Lum, J.A.G., Conti-Ramsden, G., & Lindell, A.K. (2007). The attentional blink reveals sluggish attentional shifting in adolescents with specific language impairment. Brain and Cognition, 63, 287-295.

Lindell, A.K. (2006). In your right mind: Right hemisphere contributions to human language processing and production. Neuropsychology Review, 16, 131-148.

Lindell, A.K., Nicholls, M.E.R., Kwantes, P.J., & Castles, A. (2005).  Sequential processing in hemispheric word recognition: The impact of initial letter discriminability on the OUP naming effect.  Brain and Language, 93, 160-172.

Nicholls, M.E.R., Orr., C.A., & Lindell, A.K. (2005). Magical ideation and its relation to lateral preference. Laterality, 10 (6), 503-515.

Lindell, A.K., & Nicholls, M.E.R. (2003). Attentional deployment in visual half-field tasks: The effect of cue position on word naming latency. Brain and Cognition, 53 (2), 273-277.

Lindell, A.K., Nicholls, M.E.R., & Castles, A.E. (2003).  The effect of orthographic uniqueness and deviation points on lexical decisions: Evidence from unilateral and bilateral-redundant presentations. The Quarterly Journal of Experimental Psychology, 56A, 287-307.

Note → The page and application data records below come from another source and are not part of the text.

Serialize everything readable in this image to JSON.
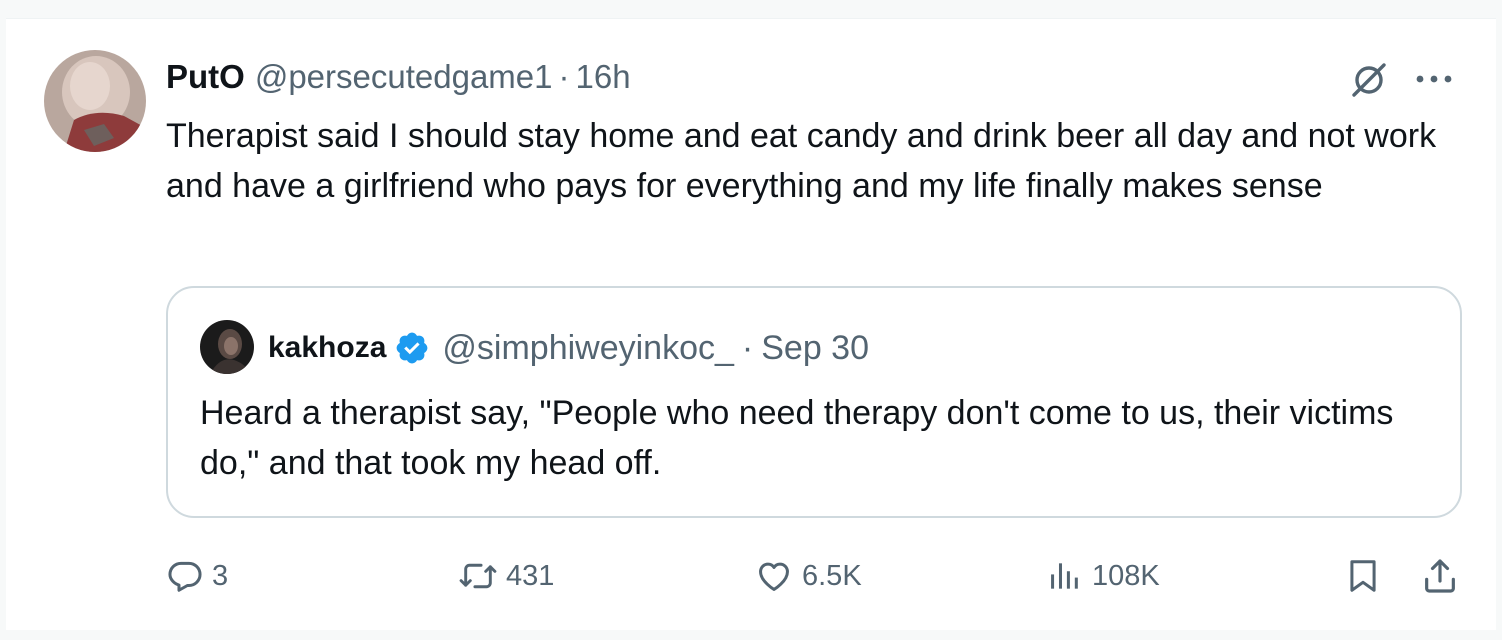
{
  "tweet": {
    "author": {
      "display_name": "PutO",
      "handle": "@persecutedgame1",
      "separator": "·",
      "time": "16h"
    },
    "text": "Therapist said I should stay home and eat candy and drink beer all day and not work and have a girlfriend who pays for everything and my life finally makes sense",
    "quote": {
      "display_name": "kakhoza",
      "handle": "@simphiweyinkoc_",
      "separator": "·",
      "date": "Sep 30",
      "text": "Heard a therapist say, \"People who need therapy don't come to us, their victims do,\" and that took my head off."
    },
    "actions": {
      "replies": "3",
      "reposts": "431",
      "likes": "6.5K",
      "views": "108K"
    }
  },
  "icons": {
    "grok": "grok-icon",
    "more": "more-icon",
    "verified": "verified-badge-icon",
    "reply": "reply-icon",
    "repost": "repost-icon",
    "like": "heart-icon",
    "views": "views-chart-icon",
    "bookmark": "bookmark-icon",
    "share": "share-icon"
  },
  "colors": {
    "text_primary": "#0f1419",
    "text_secondary": "#536471",
    "border": "#cfd9de",
    "verified": "#1d9bf0"
  }
}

Lindell, A.K., & Nicholls, M.E.R. (2003). Cortical representation of the fovea: Implications for visual half-field research. Cortex, 39 (1), 111-117.

Lindell, A.K., Nicholls, M.E.R. & Castles, A.E. (2002). The effect of word length on hemispheric word recognition: Evidence from unilateral and bilateral-redundant presentations. Brain and Cognition, 48 (2-3), 447-452.

Nicholls, M.E.R., Clode, D., Lindell, A.K. & Wood, A.G. (2002). Which cheek to turn? The effect of gender and emotional expressivity on posing behaviour. Brain and Cognition, 48 (2-3), 480-484.

Nicholls. M.E.R., Wolfgang, B.J., Clode, D. & Lindell, A.K. (2002). The effect of left and right poses on the expression of facial emotion. Neuropsychologia, 40, 1662-1665

Nicholls, M.E.R., & Lindell, A.K. (2000).  A left hemisphere, but not right hemispace, advantage fortactual simultaneity judgements.  Perception and Psychophysics, 62 (4), 717-725.